Being locked out of my apartment complex, though inconvenient and embarrassing, would not have been catastrophic. Had I stood outside for any period of time, Turks would have stopped and helped me. Not my rich neighbors in their cars, busy and oblivious, but the more ordinary Turks making their way on foot down the hill. They would have asked what was the matter and then offered assistance, at the very least the use of a cell phone.
Even the IstanbulKart situation had a heartwarming solution. “If you ever have another problem with your card, just look around the bus. Someone will offer you theirs to swipe. You can then pay them back in Turkish Lira,” a friend advised me. I only had to put aside my own fear of foolishness.
I was going to be in this complex, baffling country for only three years. I would have to count on confusion—unexpected, random bewilderment—as part of life here. Regardless of my efforts, being in control and comprehending what was going on were going to be the exception here, not the rule. I would have to put aside my fear and deal constructively with uncertainty whenever it made its arrival. I would have to learn grace and patience—and also humility. The latter an important “getting older” skill.

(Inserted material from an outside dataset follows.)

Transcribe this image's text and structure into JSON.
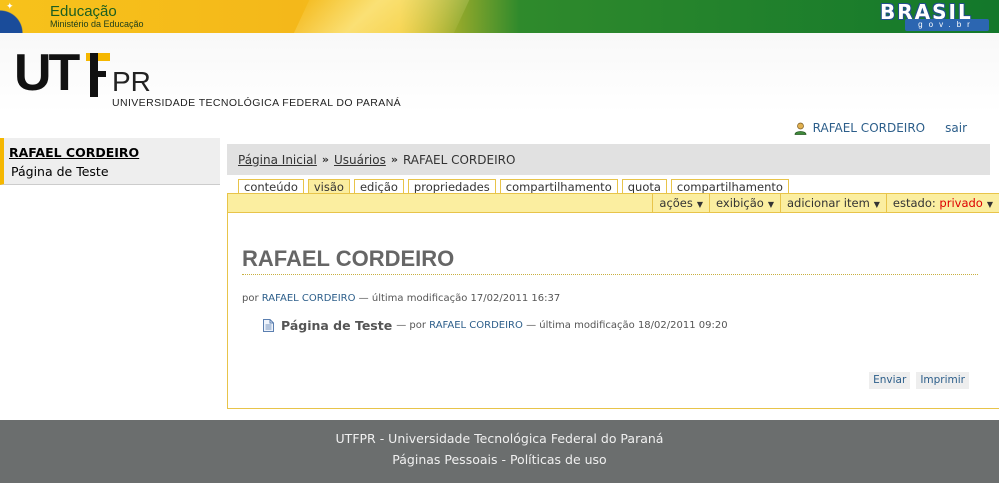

I was always going to be on the other side of a fence here. Fences are not easy to embrace, but I would have to try.